## Instructions to follow
Each record must be reproduced exactly as it is shown.

Records from a data source:
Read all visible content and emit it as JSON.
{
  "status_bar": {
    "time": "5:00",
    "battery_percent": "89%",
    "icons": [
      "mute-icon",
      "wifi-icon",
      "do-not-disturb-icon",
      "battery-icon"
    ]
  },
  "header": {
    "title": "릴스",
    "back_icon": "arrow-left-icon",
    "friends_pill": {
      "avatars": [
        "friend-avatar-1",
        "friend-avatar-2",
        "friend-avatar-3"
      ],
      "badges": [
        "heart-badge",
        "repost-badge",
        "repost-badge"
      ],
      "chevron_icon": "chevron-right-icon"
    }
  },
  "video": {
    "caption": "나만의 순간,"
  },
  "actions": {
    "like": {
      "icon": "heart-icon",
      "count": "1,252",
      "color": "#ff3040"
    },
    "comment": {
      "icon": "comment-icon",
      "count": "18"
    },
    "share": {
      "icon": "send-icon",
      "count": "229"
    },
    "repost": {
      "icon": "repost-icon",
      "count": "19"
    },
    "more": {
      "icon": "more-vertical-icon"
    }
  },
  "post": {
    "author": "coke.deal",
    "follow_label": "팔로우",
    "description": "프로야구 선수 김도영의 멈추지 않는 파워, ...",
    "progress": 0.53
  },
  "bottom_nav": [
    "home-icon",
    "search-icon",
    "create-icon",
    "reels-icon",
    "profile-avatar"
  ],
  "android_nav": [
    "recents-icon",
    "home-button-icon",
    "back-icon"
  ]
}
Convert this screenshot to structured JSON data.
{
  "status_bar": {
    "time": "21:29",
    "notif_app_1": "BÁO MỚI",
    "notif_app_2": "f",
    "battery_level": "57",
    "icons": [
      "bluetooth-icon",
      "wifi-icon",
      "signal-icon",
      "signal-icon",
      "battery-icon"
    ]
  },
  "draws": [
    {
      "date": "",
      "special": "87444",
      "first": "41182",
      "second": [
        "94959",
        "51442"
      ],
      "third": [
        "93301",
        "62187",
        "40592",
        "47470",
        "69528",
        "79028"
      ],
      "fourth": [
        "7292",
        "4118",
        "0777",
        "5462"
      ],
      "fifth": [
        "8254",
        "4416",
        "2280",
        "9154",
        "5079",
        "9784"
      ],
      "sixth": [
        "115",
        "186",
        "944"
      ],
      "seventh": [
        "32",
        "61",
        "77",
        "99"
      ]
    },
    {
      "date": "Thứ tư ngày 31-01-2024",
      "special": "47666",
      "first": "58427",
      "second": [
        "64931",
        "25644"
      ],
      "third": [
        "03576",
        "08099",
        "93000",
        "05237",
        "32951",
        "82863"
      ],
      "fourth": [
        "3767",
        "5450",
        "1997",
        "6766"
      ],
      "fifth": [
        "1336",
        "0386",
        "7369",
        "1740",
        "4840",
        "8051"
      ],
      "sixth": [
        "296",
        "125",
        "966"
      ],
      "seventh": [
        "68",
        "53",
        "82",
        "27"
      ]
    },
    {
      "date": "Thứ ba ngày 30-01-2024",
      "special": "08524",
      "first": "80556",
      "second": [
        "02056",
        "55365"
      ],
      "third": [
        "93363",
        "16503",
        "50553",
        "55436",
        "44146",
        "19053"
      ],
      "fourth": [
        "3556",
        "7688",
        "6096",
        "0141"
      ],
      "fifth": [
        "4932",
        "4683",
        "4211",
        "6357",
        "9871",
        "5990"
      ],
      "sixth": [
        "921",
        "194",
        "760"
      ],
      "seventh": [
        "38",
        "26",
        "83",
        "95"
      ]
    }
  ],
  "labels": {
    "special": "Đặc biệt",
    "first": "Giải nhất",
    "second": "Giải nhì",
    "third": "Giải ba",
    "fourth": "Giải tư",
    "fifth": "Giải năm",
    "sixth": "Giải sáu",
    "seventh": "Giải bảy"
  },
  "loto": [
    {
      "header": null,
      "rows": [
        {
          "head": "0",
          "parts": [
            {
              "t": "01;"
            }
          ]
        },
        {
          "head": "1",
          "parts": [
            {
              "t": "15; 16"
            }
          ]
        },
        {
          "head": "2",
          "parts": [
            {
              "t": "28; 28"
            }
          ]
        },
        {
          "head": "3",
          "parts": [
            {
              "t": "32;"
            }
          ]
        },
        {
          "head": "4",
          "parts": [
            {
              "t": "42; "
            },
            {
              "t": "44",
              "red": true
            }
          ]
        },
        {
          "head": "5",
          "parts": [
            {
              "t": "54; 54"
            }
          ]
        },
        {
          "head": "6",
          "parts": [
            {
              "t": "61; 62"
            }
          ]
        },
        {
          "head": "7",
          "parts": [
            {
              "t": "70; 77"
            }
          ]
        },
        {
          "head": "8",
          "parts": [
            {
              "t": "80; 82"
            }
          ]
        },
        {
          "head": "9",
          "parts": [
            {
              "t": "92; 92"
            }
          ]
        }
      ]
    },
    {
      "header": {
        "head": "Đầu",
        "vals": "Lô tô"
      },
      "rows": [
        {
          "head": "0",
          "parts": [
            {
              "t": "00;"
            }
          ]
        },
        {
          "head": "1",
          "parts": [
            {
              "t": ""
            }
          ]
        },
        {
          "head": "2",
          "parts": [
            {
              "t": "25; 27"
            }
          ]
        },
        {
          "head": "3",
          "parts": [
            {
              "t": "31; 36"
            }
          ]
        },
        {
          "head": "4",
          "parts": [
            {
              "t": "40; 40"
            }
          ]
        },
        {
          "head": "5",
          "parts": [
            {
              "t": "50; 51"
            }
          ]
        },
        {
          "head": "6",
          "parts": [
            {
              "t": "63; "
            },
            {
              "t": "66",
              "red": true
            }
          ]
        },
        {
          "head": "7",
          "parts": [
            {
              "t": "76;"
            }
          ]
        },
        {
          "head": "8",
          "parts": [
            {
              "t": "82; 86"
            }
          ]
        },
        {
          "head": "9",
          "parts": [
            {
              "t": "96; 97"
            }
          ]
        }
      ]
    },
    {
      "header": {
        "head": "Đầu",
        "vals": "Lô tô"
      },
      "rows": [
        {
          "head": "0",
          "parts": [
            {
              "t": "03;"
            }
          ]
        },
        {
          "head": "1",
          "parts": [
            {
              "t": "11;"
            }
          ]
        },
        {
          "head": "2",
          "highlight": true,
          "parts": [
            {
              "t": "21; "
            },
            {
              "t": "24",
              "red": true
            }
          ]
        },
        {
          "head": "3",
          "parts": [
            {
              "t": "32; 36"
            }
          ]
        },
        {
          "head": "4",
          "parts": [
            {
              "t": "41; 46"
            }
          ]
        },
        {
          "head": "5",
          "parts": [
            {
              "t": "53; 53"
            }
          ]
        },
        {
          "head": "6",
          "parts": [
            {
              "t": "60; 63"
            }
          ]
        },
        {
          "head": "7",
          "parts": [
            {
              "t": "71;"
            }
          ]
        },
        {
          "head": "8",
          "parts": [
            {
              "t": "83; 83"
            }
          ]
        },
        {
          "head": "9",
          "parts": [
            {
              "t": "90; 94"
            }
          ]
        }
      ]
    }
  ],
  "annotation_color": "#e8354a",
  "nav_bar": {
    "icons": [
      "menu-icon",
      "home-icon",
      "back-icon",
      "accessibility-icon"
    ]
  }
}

## Task solution
Read all visible content and emit it as JSON.
{
  "status_bar": {
    "time": "5:00",
    "battery_percent": "89%",
    "icons": [
      "mute-icon",
      "wifi-icon",
      "do-not-disturb-icon",
      "battery-icon"
    ]
  },
  "header": {
    "title": "릴스",
    "back_icon": "arrow-left-icon",
    "friends_pill": {
      "avatars": [
        "friend-avatar-1",
        "friend-avatar-2",
        "friend-avatar-3"
      ],
      "badges": [
        "heart-badge",
        "repost-badge",
        "repost-badge"
      ],
      "chevron_icon": "chevron-right-icon"
    }
  },
  "video": {
    "caption": "나만의 순간,"
  },
  "actions": {
    "like": {
      "icon": "heart-icon",
      "count": "1,252",
      "color": "#ff3040"
    },
    "comment": {
      "icon": "comment-icon",
      "count": "18"
    },
    "share": {
      "icon": "send-icon",
      "count": "229"
    },
    "repost": {
      "icon": "repost-icon",
      "count": "19"
    },
    "more": {
      "icon": "more-vertical-icon"
    }
  },
  "post": {
    "author": "coke.deal",
    "follow_label": "팔로우",
    "description": "프로야구 선수 김도영의 멈추지 않는 파워, ...",
    "progress": 0.53
  },
  "bottom_nav": [
    "home-icon",
    "search-icon",
    "create-icon",
    "reels-icon",
    "profile-avatar"
  ],
  "android_nav": [
    "recents-icon",
    "home-button-icon",
    "back-icon"
  ]
}
Convert this screenshot to structured JSON data.
{
  "status_bar": {
    "time": "21:29",
    "notif_app_1": "BÁO MỚI",
    "notif_app_2": "f",
    "battery_level": "57",
    "icons": [
      "bluetooth-icon",
      "wifi-icon",
      "signal-icon",
      "signal-icon",
      "battery-icon"
    ]
  },
  "draws": [
    {
      "date": "",
      "special": "87444",
      "first": "41182",
      "second": [
        "94959",
        "51442"
      ],
      "third": [
        "93301",
        "62187",
        "40592",
        "47470",
        "69528",
        "79028"
      ],
      "fourth": [
        "7292",
        "4118",
        "0777",
        "5462"
      ],
      "fifth": [
        "8254",
        "4416",
        "2280",
        "9154",
        "5079",
        "9784"
      ],
      "sixth": [
        "115",
        "186",
        "944"
      ],
      "seventh": [
        "32",
        "61",
        "77",
        "99"
      ]
    },
    {
      "date": "Thứ tư ngày 31-01-2024",
      "special": "47666",
      "first": "58427",
      "second": [
        "64931",
        "25644"
      ],
      "third": [
        "03576",
        "08099",
        "93000",
        "05237",
        "32951",
        "82863"
      ],
      "fourth": [
        "3767",
        "5450",
        "1997",
        "6766"
      ],
      "fifth": [
        "1336",
        "0386",
        "7369",
        "1740",
        "4840",
        "8051"
      ],
      "sixth": [
        "296",
        "125",
        "966"
      ],
      "seventh": [
        "68",
        "53",
        "82",
        "27"
      ]
    },
    {
      "date": "Thứ ba ngày 30-01-2024",
      "special": "08524",
      "first": "80556",
      "second": [
        "02056",
        "55365"
      ],
      "third": [
        "93363",
        "16503",
        "50553",
        "55436",
        "44146",
        "19053"
      ],
      "fourth": [
        "3556",
        "7688",
        "6096",
        "0141"
      ],
      "fifth": [
        "4932",
        "4683",
        "4211",
        "6357",
        "9871",
        "5990"
      ],
      "sixth": [
        "921",
        "194",
        "760"
      ],
      "seventh": [
        "38",
        "26",
        "83",
        "95"
      ]
    }
  ],
  "labels": {
    "special": "Đặc biệt",
    "first": "Giải nhất",
    "second": "Giải nhì",
    "third": "Giải ba",
    "fourth": "Giải tư",
    "fifth": "Giải năm",
    "sixth": "Giải sáu",
    "seventh": "Giải bảy"
  },
  "loto": [
    {
      "header": null,
      "rows": [
        {
          "head": "0",
          "parts": [
            {
              "t": "01;"
            }
          ]
        },
        {
          "head": "1",
          "parts": [
            {
              "t": "15; 16"
            }
          ]
        },
        {
          "head": "2",
          "parts": [
            {
              "t": "28; 28"
            }
          ]
        },
        {
          "head": "3",
          "parts": [
            {
              "t": "32;"
            }
          ]
        },
        {
          "head": "4",
          "parts": [
            {
              "t": "42; "
            },
            {
              "t": "44",
              "red": true
            }
          ]
        },
        {
          "head": "5",
          "parts": [
            {
              "t": "54; 54"
            }
          ]
        },
        {
          "head": "6",
          "parts": [
            {
              "t": "61; 62"
            }
          ]
        },
        {
          "head": "7",
          "parts": [
            {
              "t": "70; 77"
            }
          ]
        },
        {
          "head": "8",
          "parts": [
            {
              "t": "80; 82"
            }
          ]
        },
        {
          "head": "9",
          "parts": [
            {
              "t": "92; 92"
            }
          ]
        }
      ]
    },
    {
      "header": {
        "head": "Đầu",
        "vals": "Lô tô"
      },
      "rows": [
        {
          "head": "0",
          "parts": [
            {
              "t": "00;"
            }
          ]
        },
        {
          "head": "1",
          "parts": [
            {
              "t": ""
            }
          ]
        },
        {
          "head": "2",
          "parts": [
            {
              "t": "25; 27"
            }
          ]
        },
        {
          "head": "3",
          "parts": [
            {
              "t": "31; 36"
            }
          ]
        },
        {
          "head": "4",
          "parts": [
            {
              "t": "40; 40"
            }
          ]
        },
        {
          "head": "5",
          "parts": [
            {
              "t": "50; 51"
            }
          ]
        },
        {
          "head": "6",
          "parts": [
            {
              "t": "63; "
            },
            {
              "t": "66",
              "red": true
            }
          ]
        },
        {
          "head": "7",
          "parts": [
            {
              "t": "76;"
            }
          ]
        },
        {
          "head": "8",
          "parts": [
            {
              "t": "82; 86"
            }
          ]
        },
        {
          "head": "9",
          "parts": [
            {
              "t": "96; 97"
            }
          ]
        }
      ]
    },
    {
      "header": {
        "head": "Đầu",
        "vals": "Lô tô"
      },
      "rows": [
        {
          "head": "0",
          "parts": [
            {
              "t": "03;"
            }
          ]
        },
        {
          "head": "1",
          "parts": [
            {
              "t": "11;"
            }
          ]
        },
        {
          "head": "2",
          "highlight": true,
          "parts": [
            {
              "t": "21; "
            },
            {
              "t": "24",
              "red": true
            }
          ]
        },
        {
          "head": "3",
          "parts": [
            {
              "t": "32; 36"
            }
          ]
        },
        {
          "head": "4",
          "parts": [
            {
              "t": "41; 46"
            }
          ]
        },
        {
          "head": "5",
          "parts": [
            {
              "t": "53; 53"
            }
          ]
        },
        {
          "head": "6",
          "parts": [
            {
              "t": "60; 63"
            }
          ]
        },
        {
          "head": "7",
          "parts": [
            {
              "t": "71;"
            }
          ]
        },
        {
          "head": "8",
          "parts": [
            {
              "t": "83; 83"
            }
          ]
        },
        {
          "head": "9",
          "parts": [
            {
              "t": "90; 94"
            }
          ]
        }
      ]
    }
  ],
  "annotation_color": "#e8354a",
  "nav_bar": {
    "icons": [
      "menu-icon",
      "home-icon",
      "back-icon",
      "accessibility-icon"
    ]
  }
}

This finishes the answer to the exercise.